AGNES HELLSTRÖM: Yeah, yeah. The recent debate in Sweden has been very narrow and pro-NATO, I would say. But the polls, they have still — that’s been made, they still don’t show support from a majority of the people of Sweden. So, I think that it has been growing, the support, but at the same time, it’s been the only option presented to us by the media, more or less. And I think it’s really important, this kind of big decision, that it has to be a wide debate, and it has to be — the people must be included in this kind of really big change in our policy.
AMY GOODMAN: Agnes Hellström, for people who aren’t familiar with Sweden’s history, if you can talk about the history of neutrality and why it is so central to Sweden’s identity?
AGNES HELLSTRÖM: Yes. I don’t remember the exact year when we decided on the neutrality policy. And it’s also been abandoned for a more nonaligned policy, military. But it’s been — well, it’s been a country that had peace for more than 200 years. And a lot to thank has been our choice to be more of a voice for democracy — diplomacy and for disarmament and to, in the international forum, represent those issues more than to take side or to choose an ally in that kind of way as NATO is.
NERMEEN SHAIKH: Agnes, as members of — both Finland and Sweden are, of course, members of the EU, which does grant some kind of protection to both states in the event of any kind of military assault. So, in other words, they do already have some security guarantees. Why then do you think that there is this heightened discussion of NATO? What would NATO membership enable?
AGNES HELLSTRÖM: Well, I think, in Sweden, as in many countries right now, it’s been a big amount of fear after the invasion of Ukraine. And therefore, it’s like the easiest — it’s the easiest solution to join a military alliance that would protect you in case of war. But at the same time, war is always devastating, so we have to do everything we can to prevent war, the war spreading or just war starting in other parts of our surroundings. So, I think it’s a reflex that you choose that because it’s the easiest way. But at the same time, we have to use this really wide pallet of choices right now or to solutions to try to get a ceasefire and try to deescalate this conflict. And that’s why I think this analysis that Sweden is going to make, it has to take a lot of time. It’s been being discussed for years in Sweden. And it’s been a majority of the parties of the government — the parliament have been opposed to NATO membership — well, until recently.
AMY GOODMAN: Agnes, it would take minimally a year for Sweden or Finland to be admitted to NATO, if things go as they have in the past, which certainly isn’t happening these days. What do you fear might happen in the interim? And what kind of organizing is going on right now in Sweden in the peace movement? And also, for people to understand, if they think of Sweden, this peaceful nation, it is significant that, you know, here you have the Nobel Peace Prize that started in Sweden, but it is one of the largest per capita exporters of weapons in the world.

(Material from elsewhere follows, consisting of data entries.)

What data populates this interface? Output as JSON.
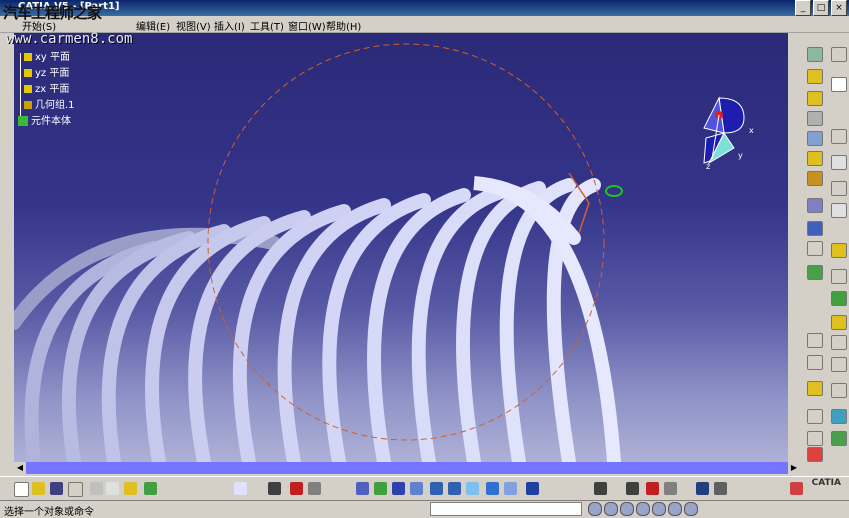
{
  "window": {
    "title": "CATIA V5 - [Part1]"
  },
  "watermark": {
    "line1": "汽车工程师之家",
    "line2": "www.carmen8.com"
  },
  "menu": [
    {
      "label": "开始(S)"
    },
    {
      "label": "编辑(E)"
    },
    {
      "label": "视图(V)"
    },
    {
      "label": "插入(I)"
    },
    {
      "label": "工具(T)"
    },
    {
      "label": "窗口(W)"
    },
    {
      "label": "帮助(H)"
    }
  ],
  "tree": {
    "items": [
      {
        "label": "xy 平面"
      },
      {
        "label": "yz 平面"
      },
      {
        "label": "zx 平面"
      },
      {
        "label": "几何组.1"
      },
      {
        "label": "元件本体"
      }
    ]
  },
  "compass": {
    "x": "x",
    "y": "y",
    "z": "z"
  },
  "status": {
    "message": "选择一个对象或命令",
    "command_value": ""
  },
  "colors": {
    "viewport_top": "#2b2a78",
    "viewport_bottom": "#aeb1d6",
    "spring": "#c8cbee",
    "circle": "#d2602a"
  },
  "logo": {
    "text": "CATIA"
  }
}
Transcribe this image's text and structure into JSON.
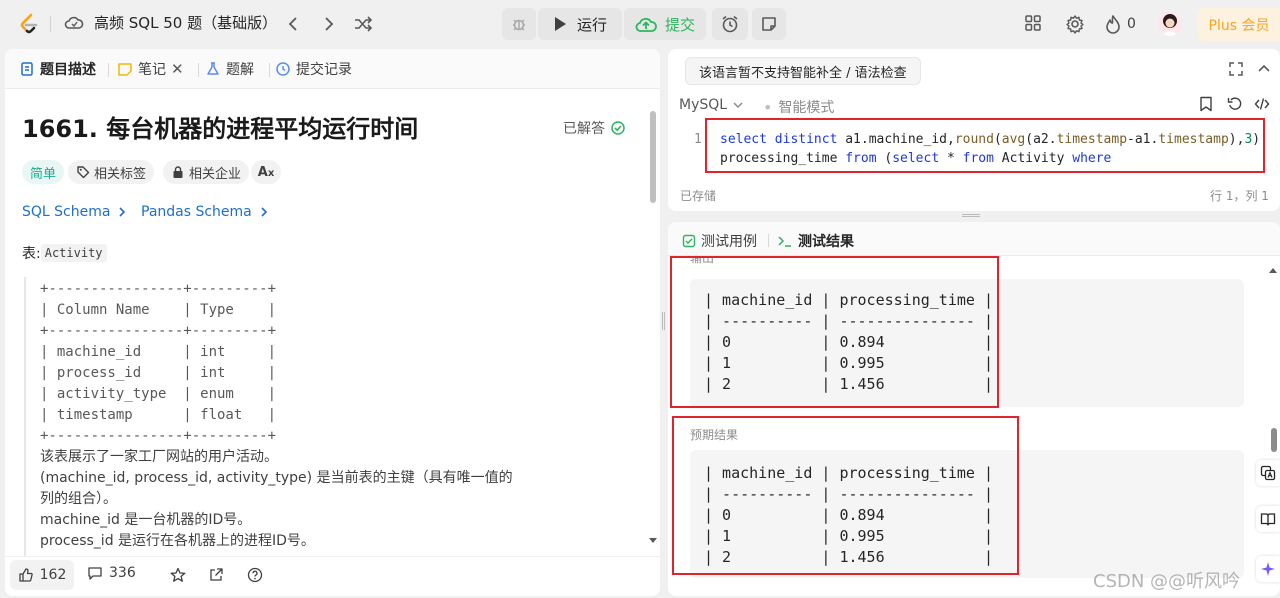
{
  "topbar": {
    "title": "高频 SQL 50 题（基础版）",
    "run_label": "运行",
    "submit_label": "提交",
    "points": "0",
    "plus_label": "Plus 会员"
  },
  "left": {
    "tabs": [
      "题目描述",
      "笔记",
      "题解",
      "提交记录"
    ],
    "problem_title": "1661. 每台机器的进程平均运行时间",
    "solved_label": "已解答",
    "tags": [
      "简单",
      "相关标签",
      "相关企业"
    ],
    "schema_links": [
      "SQL Schema",
      "Pandas Schema"
    ],
    "table_prefix": "表: ",
    "table_name": "Activity",
    "table_ascii": "+----------------+---------+\n| Column Name    | Type    |\n+----------------+---------+\n| machine_id     | int     |\n| process_id     | int     |\n| activity_type  | enum    |\n| timestamp      | float   |\n+----------------+---------+",
    "desc_lines": [
      "该表展示了一家工厂网站的用户活动。",
      "(machine_id, process_id, activity_type) 是当前表的主键（具有唯一值的",
      "列的组合）。",
      "machine_id 是一台机器的ID号。",
      "process_id 是运行在各机器上的进程ID号。"
    ],
    "likes": "162",
    "comments": "336"
  },
  "editor": {
    "tooltip": "该语言暂不支持智能补全 / 语法检查",
    "language": "MySQL",
    "smart_mode": "智能模式",
    "line_no": "1",
    "code_line1": "select distinct a1.machine_id,round(avg(a2.timestamp-a1.timestamp),3)",
    "code_line2": "processing_time from (select * from Activity where",
    "saved": "已存储",
    "cursor": "行 1，列 1"
  },
  "results": {
    "tabs": [
      "测试用例",
      "测试结果"
    ],
    "output_label": "输出",
    "output_table": "| machine_id | processing_time |\n| ---------- | --------------- |\n| 0          | 0.894           |\n| 1          | 0.995           |\n| 2          | 1.456           |",
    "expected_label": "预期结果",
    "expected_table": "| machine_id | processing_time |\n| ---------- | --------------- |\n| 0          | 0.894           |\n| 1          | 0.995           |\n| 2          | 1.456           |"
  },
  "watermark": "CSDN @@听风吟",
  "colors": {
    "accent_green": "#2db55d",
    "accent_blue": "#1e6fc9",
    "highlight_red": "#e0242d",
    "plus_gold": "#f5a623"
  }
}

AGNES HELLSTRÖM: Yeah, that’s true. And my biggest fear right now is not what would happen if we joined; it would be that we joined. I think it would be a really bad decision, and it should definitely not be made now in this really tense time. I think it would be much better for Sweden not to join. And also, as you said, we are a big arms producer, and we’re also supplying the parties of the war in Yemen with a lot of arms at the moment. So, yeah, the image you have of Sweden is not always what you expected.

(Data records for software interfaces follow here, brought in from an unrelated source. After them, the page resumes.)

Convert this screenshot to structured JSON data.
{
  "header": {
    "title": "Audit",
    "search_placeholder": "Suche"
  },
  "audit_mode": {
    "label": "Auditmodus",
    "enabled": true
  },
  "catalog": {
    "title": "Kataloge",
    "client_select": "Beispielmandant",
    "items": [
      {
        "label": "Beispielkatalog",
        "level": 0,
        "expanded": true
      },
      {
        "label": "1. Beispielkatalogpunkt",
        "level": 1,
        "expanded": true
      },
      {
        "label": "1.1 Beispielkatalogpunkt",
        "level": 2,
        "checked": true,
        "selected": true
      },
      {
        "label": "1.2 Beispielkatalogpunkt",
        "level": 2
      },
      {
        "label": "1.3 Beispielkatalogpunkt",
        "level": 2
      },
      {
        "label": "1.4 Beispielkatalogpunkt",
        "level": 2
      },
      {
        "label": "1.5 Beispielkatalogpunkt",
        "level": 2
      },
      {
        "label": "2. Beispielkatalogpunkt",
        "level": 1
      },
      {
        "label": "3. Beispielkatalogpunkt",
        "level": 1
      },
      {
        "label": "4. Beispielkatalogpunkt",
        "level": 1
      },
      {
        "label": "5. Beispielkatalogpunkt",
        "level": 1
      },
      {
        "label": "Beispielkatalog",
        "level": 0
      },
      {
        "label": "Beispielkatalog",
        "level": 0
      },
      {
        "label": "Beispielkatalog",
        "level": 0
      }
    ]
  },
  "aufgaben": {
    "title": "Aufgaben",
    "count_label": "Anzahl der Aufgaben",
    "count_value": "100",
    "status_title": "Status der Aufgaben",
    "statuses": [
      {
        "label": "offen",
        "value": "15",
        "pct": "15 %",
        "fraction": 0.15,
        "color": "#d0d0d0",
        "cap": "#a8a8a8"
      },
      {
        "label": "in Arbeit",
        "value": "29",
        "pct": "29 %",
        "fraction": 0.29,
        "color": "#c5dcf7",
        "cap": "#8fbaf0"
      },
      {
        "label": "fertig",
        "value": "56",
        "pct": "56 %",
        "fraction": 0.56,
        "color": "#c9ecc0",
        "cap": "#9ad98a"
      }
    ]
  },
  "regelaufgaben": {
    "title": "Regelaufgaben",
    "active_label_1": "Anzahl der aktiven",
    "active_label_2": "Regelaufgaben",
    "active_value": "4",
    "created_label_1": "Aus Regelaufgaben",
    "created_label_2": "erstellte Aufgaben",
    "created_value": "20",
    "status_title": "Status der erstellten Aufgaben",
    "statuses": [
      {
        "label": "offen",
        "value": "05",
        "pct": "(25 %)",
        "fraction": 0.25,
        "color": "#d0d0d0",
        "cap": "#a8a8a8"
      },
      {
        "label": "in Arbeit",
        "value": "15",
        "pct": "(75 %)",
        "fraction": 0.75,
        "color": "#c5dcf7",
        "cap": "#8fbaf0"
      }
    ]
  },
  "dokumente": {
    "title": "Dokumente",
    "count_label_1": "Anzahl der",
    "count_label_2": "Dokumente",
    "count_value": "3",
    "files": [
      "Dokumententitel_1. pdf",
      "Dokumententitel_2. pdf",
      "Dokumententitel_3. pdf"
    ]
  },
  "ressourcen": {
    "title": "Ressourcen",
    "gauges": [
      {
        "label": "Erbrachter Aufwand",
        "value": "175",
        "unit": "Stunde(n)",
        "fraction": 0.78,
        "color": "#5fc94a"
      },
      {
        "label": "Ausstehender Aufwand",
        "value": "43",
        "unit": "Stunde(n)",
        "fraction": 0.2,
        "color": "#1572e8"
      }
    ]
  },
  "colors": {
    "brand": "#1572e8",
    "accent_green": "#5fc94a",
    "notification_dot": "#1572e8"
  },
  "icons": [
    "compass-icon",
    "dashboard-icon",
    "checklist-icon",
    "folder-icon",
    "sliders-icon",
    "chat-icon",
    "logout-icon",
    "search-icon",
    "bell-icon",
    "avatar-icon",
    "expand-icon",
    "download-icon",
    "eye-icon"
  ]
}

AMY GOODMAN: Well, Agnes Hellström, we want to thank you for being with us — we’ll certainly continue to follow this story — president of the Swedish Peace and Arbitration Society, speaking to us from Sweden.
Next up, we go to Lviv, Ukraine, to look at how Russia’s invasion has displaced more than 11 million people, including two-thirds of Ukraine’s children. Stay with us.